Elaine is at the garden, dressed in convent clothes and plump in her misery at losing Lancelot. There will be a ceremony at which Sir Castor will be knighted, and Elaine is at her fatherís castle for that purpose. She has her son Galahad with her, who is now three.
One of her ladies-in-waiting alerts her that there is a man sleeping by the well. Elaine, curious, goes to check it out. She recognizes Lancelot instantly, and cries over him.
Once she collects herself, she tells her father that she has found Lancelot. The King recognizes immediately that he has mistaken the noble knight for a mere clown, and is remorseful. He makes arrangements for his recovery in a private chamber.
When Lancelot wakes up, his mind is clear, and the breakdown has passed.
Summary and Notes
After several daysí recovery, Lancelot and Elaine discuss their future. They speak frankly and candidly. Lancelot reminds Elaine that he does not love her, and cannot marry her, as that would be a transgression on his Word. Elaine understands the situation perfectly, but would like for the two of them to live together privately with their son anyhow.

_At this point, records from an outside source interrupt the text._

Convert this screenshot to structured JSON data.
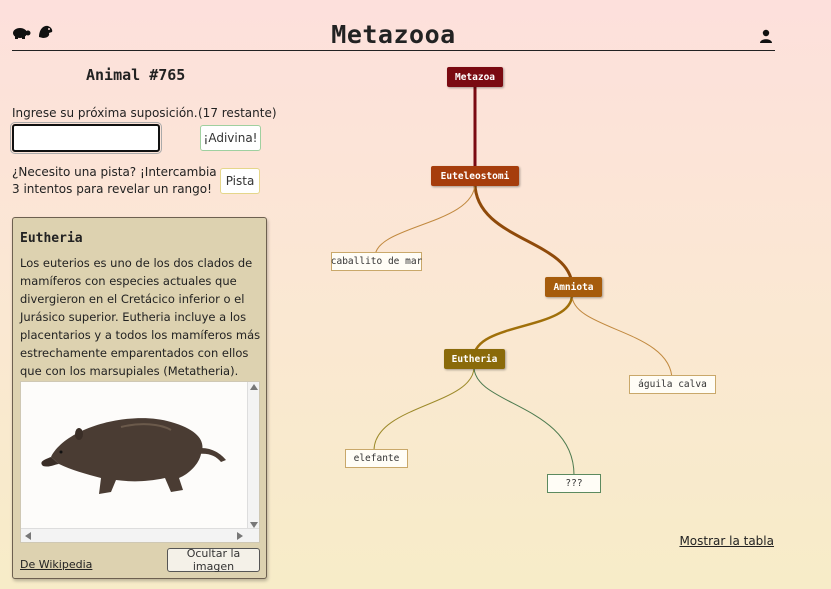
{
  "header": {
    "title": "Metazooa",
    "icons": [
      "turtle-icon",
      "bird-icon",
      "user-icon"
    ]
  },
  "game": {
    "animal_number": "Animal #765",
    "prompt": "Ingrese su próxima suposición.",
    "remaining": "(17 restante)",
    "input_value": "",
    "guess_button": "¡Adivina!",
    "hint_text": "¿Necesito una pista? ¡Intercambia 3 intentos para revelar un rango!",
    "hint_button": "Pista"
  },
  "info_card": {
    "title": "Eutheria",
    "description": "Los euterios es uno de los dos clados de mamíferos con especies actuales que divergieron en el Cretácico inferior o el Jurásico superior. Eutheria incluye a los placentarios y a todos los mamíferos más estrechamente emparentados con ellos que con los marsupiales (Metatheria).",
    "source_link": "De Wikipedia",
    "hide_image_button": "Ocultar la imagen"
  },
  "tree": {
    "nodes": [
      {
        "label": "Metazoa",
        "kind": "rank",
        "color": "#7a0a12"
      },
      {
        "label": "Euteleostomi",
        "kind": "rank",
        "color": "#a63d0c"
      },
      {
        "label": "caballito de mar",
        "kind": "guess"
      },
      {
        "label": "Amniota",
        "kind": "rank",
        "color": "#a65c0c"
      },
      {
        "label": "Eutheria",
        "kind": "rank",
        "color": "#8a6a0a"
      },
      {
        "label": "águila calva",
        "kind": "guess"
      },
      {
        "label": "elefante",
        "kind": "guess"
      },
      {
        "label": "???",
        "kind": "unknown"
      }
    ]
  },
  "footer": {
    "show_table": "Mostrar la tabla"
  }
}
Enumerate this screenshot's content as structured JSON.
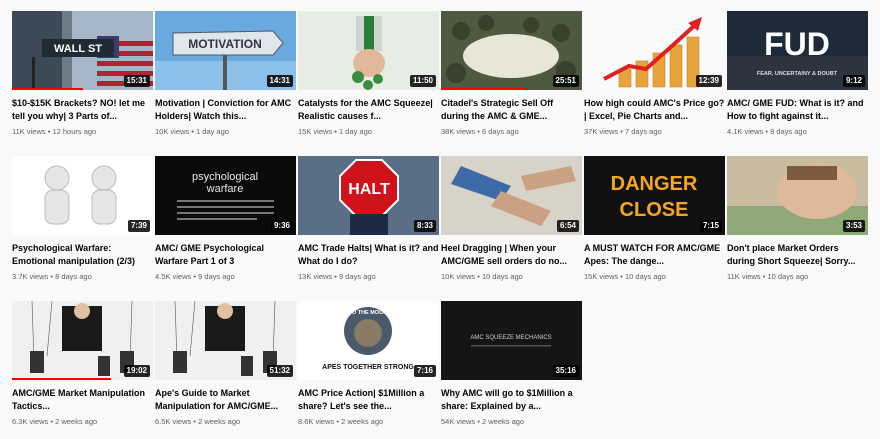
{
  "videos": [
    {
      "title": "$10-$15K Brackets? NO! let me tell you why| 3 Parts of...",
      "views": "11K views",
      "age": "12 hours ago",
      "duration": "15:31",
      "progress": 0.5,
      "thumb_text": "WALL ST"
    },
    {
      "title": "Motivation | Conviction for AMC Holders| Watch this...",
      "views": "10K views",
      "age": "1 day ago",
      "duration": "14:31",
      "progress": 0,
      "thumb_text": "MOTIVATION"
    },
    {
      "title": "Catalysts for the AMC Squeeze| Realistic causes f...",
      "views": "15K views",
      "age": "1 day ago",
      "duration": "11:50",
      "progress": 0,
      "thumb_text": ""
    },
    {
      "title": "Citadel's Strategic Sell Off during the AMC & GME...",
      "views": "38K views",
      "age": "6 days ago",
      "duration": "25:51",
      "progress": 0.6,
      "thumb_text": ""
    },
    {
      "title": "How high could AMC's Price go? | Excel, Pie Charts and...",
      "views": "37K views",
      "age": "7 days ago",
      "duration": "12:39",
      "progress": 0,
      "thumb_text": ""
    },
    {
      "title": "AMC/ GME FUD: What is it? and How to fight against it...",
      "views": "4.1K views",
      "age": "8 days ago",
      "duration": "9:12",
      "progress": 0,
      "thumb_text": "FUD",
      "thumb_sub": "FEAR, UNCERTAINY & DOUBT"
    },
    {
      "title": "Psychological Warfare: Emotional manipulation (2/3)",
      "views": "3.7K views",
      "age": "8 days ago",
      "duration": "7:39",
      "progress": 0,
      "thumb_text": ""
    },
    {
      "title": "AMC/ GME Psychological Warfare Part 1 of 3",
      "views": "4.5K views",
      "age": "9 days ago",
      "duration": "9:36",
      "progress": 0,
      "thumb_text": "psychological warfare"
    },
    {
      "title": "AMC Trade Halts| What is it? and What do I do?",
      "views": "13K views",
      "age": "9 days ago",
      "duration": "8:33",
      "progress": 0,
      "thumb_text": "HALT"
    },
    {
      "title": "Heel Dragging | When your AMC/GME sell orders do no...",
      "views": "10K views",
      "age": "10 days ago",
      "duration": "6:54",
      "progress": 0,
      "thumb_text": ""
    },
    {
      "title": "A MUST WATCH FOR AMC/GME Apes: The dange...",
      "views": "15K views",
      "age": "10 days ago",
      "duration": "7:15",
      "progress": 0,
      "thumb_text": "DANGER",
      "thumb_sub": "CLOSE"
    },
    {
      "title": "Don't place Market Orders during Short Squeeze| Sorry...",
      "views": "11K views",
      "age": "10 days ago",
      "duration": "3:53",
      "progress": 0,
      "thumb_text": ""
    },
    {
      "title": "AMC/GME Market Manipulation Tactics...",
      "views": "6.3K views",
      "age": "2 weeks ago",
      "duration": "19:02",
      "progress": 0.7,
      "thumb_text": ""
    },
    {
      "title": "Ape's Guide to Market Manipulation for AMC/GME...",
      "views": "6.5K views",
      "age": "2 weeks ago",
      "duration": "51:32",
      "progress": 0,
      "thumb_text": ""
    },
    {
      "title": "AMC Price Action| $1Million a share? Let's see the...",
      "views": "8.6K views",
      "age": "2 weeks ago",
      "duration": "7:16",
      "progress": 0,
      "thumb_text": "TO THE MOON",
      "thumb_sub": "APES TOGETHER STRONG"
    },
    {
      "title": "Why AMC will go to $1Million a share: Explained by a...",
      "views": "54K views",
      "age": "2 weeks ago",
      "duration": "35:16",
      "progress": 0,
      "thumb_text": "AMC SQUEEZE MECHANICS"
    }
  ]
}
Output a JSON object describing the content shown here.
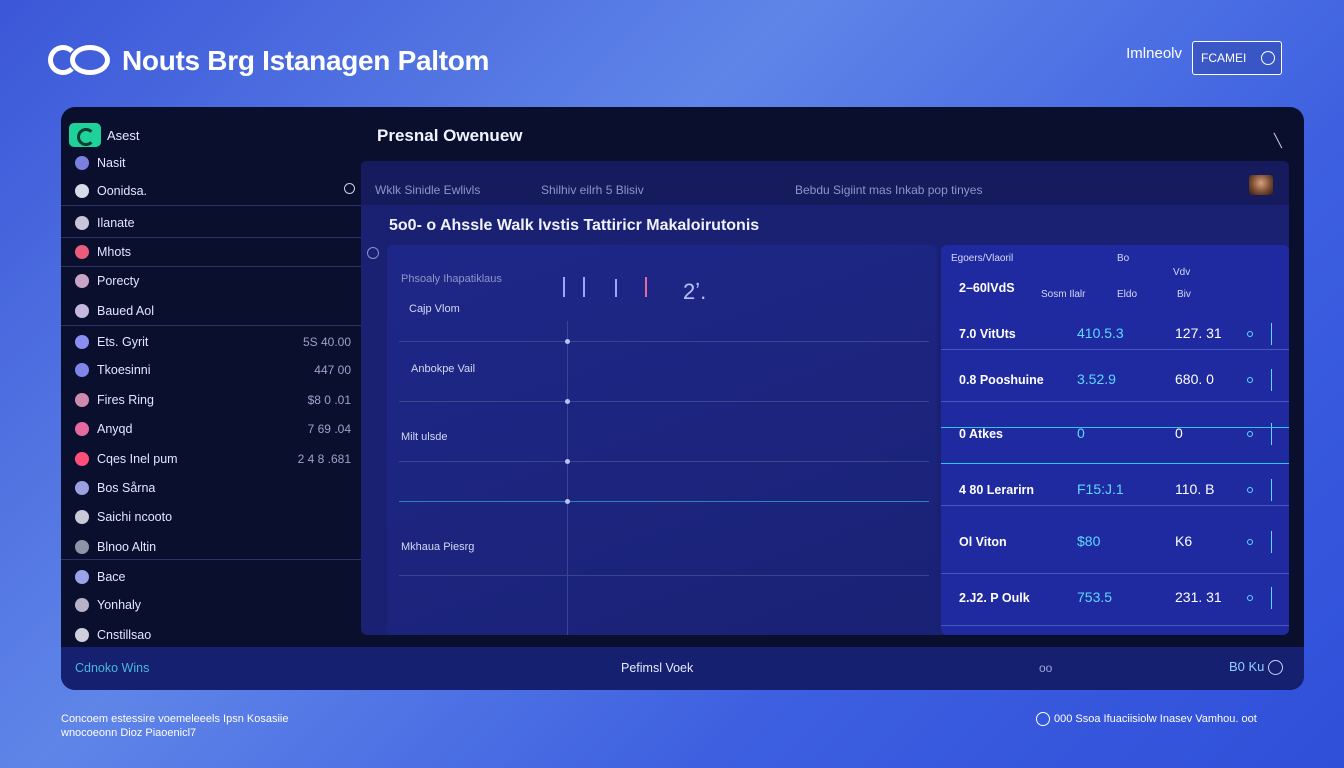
{
  "header": {
    "app_title": "Nouts Brg Istanagen Paltom",
    "user_label": "Imlneolv",
    "account_button": "FCAMEI"
  },
  "sidebar": {
    "title": "Asest",
    "items": [
      {
        "label": "Nasit",
        "value": "",
        "color": "#7b7fe0"
      },
      {
        "label": "Oonidsa.",
        "value": "",
        "color": "#d8dbe8"
      },
      {
        "label": "Ilanate",
        "value": "",
        "color": "#c9c4d8"
      },
      {
        "label": "Mhots",
        "value": "",
        "color": "#ea5d7a"
      },
      {
        "label": "Porecty",
        "value": "",
        "color": "#c8a4c8"
      },
      {
        "label": "Baued Aol",
        "value": "",
        "color": "#c4b8e0"
      },
      {
        "label": "Ets. Gyrit",
        "value": "5S 40.00",
        "color": "#8a8ef0"
      },
      {
        "label": "Tkoesinni",
        "value": "447 00",
        "color": "#7e84e8"
      },
      {
        "label": "Fires Ring",
        "value": "$8 0 .01",
        "color": "#d08aaf"
      },
      {
        "label": "Anyqd",
        "value": "7 69 .04",
        "color": "#e46aa0"
      },
      {
        "label": "Cqes Inel pum",
        "value": "2 4 8 .681",
        "color": "#ff4e7a"
      },
      {
        "label": "Bos Sårna",
        "value": "",
        "color": "#9aa0e0"
      },
      {
        "label": "Saichi ncooto",
        "value": "",
        "color": "#c8cad8"
      },
      {
        "label": "Blnoo Altin",
        "value": "",
        "color": "#8e94a8"
      },
      {
        "label": "Bace",
        "value": "",
        "color": "#9aa2e8"
      },
      {
        "label": "Yonhaly",
        "value": "",
        "color": "#b8b2c8"
      },
      {
        "label": "Cnstillsao",
        "value": "",
        "color": "#d0d0dc"
      }
    ]
  },
  "main": {
    "title": "Presnal Owenuew",
    "tabs": [
      "Wklk Sinidle Ewlivls",
      "Shilhiv eilrh 5 Blisiv",
      "Bebdu Sigiint mas Inkab pop tinyes"
    ],
    "subtitle": "5o0- o Ahssle Walk lvstis Tattiricr Makaloirutonis"
  },
  "chart_panel": {
    "labels": {
      "top": "Phsoaly Ihapatiklaus",
      "a": "Cajp Vlom",
      "b": "Anbokpe Vail",
      "c": "Milt ulsde",
      "d": "Mkhaua Piesrg",
      "big": "2ʼ."
    }
  },
  "table_panel": {
    "head": {
      "title": "Egoers/Vlaoril",
      "c1": "Bo",
      "c2": "Vdv",
      "c3": "Sosm Ilalr",
      "c4": "Eldo",
      "c5": "Biv"
    },
    "rows": [
      {
        "name": "2–60lVdS",
        "v1": "",
        "v2": ""
      },
      {
        "name": "7.0 VitUts",
        "v1": "410.5.3",
        "v2": "127. 31"
      },
      {
        "name": "0.8 Pooshuine",
        "v1": "3.52.9",
        "v2": "680. 0"
      },
      {
        "name": "0 Atkes",
        "v1": "0",
        "v2": "0"
      },
      {
        "name": "4 80 Lerarirn",
        "v1": "F15:J.1",
        "v2": "110. B"
      },
      {
        "name": "Ol Viton",
        "v1": "$80",
        "v2": "K6"
      },
      {
        "name": "2.J2. P Oulk",
        "v1": "753.5",
        "v2": "231. 31"
      }
    ]
  },
  "footer": {
    "left": "Cdnoko Wins",
    "center": "Pefimsl Voek",
    "right1": "oo",
    "right2": "B0 Ku"
  },
  "footnotes": {
    "left_line1": "Concoem estessire voemeleeels Ipsn Kosasiie",
    "left_line2": "wnocoeonn Dioz Piaoenicl7",
    "right": "000 Ssoa Ifuaciisiolw Inasev Vamhou. oot"
  }
}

The reader will notice in this chapter that although Elaine has been portrayed as immature and hysterical on occasion, in his scene, she is remarkably practical and stoic. She loves Lancelot; furthermore, she does not seem to be deluding herself as to the nature of their relationship. The reader may also be surprised by Lancelotís apparent affection for Elaine. He is able to see that she is likeable despite her trickery, and that the lengths to which she resorted to is not indicative of the state of her heart overall. Elaine is truly kind and caring toward Lancelot, and he recognizes that in her.
King Pelles provides them with a castle called Joyous Island. Lancelot is to live there incognito because of its proximity to Camelot and his reputation as a great knight. Her takes an alias: the Chevalier Mal Fet, or, the Ill-Made Knight. Whether the Ill-Made is referring to his physical ugliness or his fatal flaw (his love for Guenever) is not clear.
Lancelot kisses Elaine and calls her darling in this chapter after she encourages him to hold tournaments and be social while he lives at the Joyous Isle. He is humiliated on some basic level by her unconditional love for him. The author attributes this to his low self-esteem, which his a particularly 20 th century view of Lancelot, but fitting considering the psychoanalysis these legendary characters have undergone thus far in the novel.
At the end of the chapter, Lancelot is stopped by Sir Castor, who calls his bluff and calls him Sir Lancelot. Lancelot is stern and reminds Castor that there must be very good reason for him to have an alias, and Sir Castor respectfully obeys Lancelotís wishes.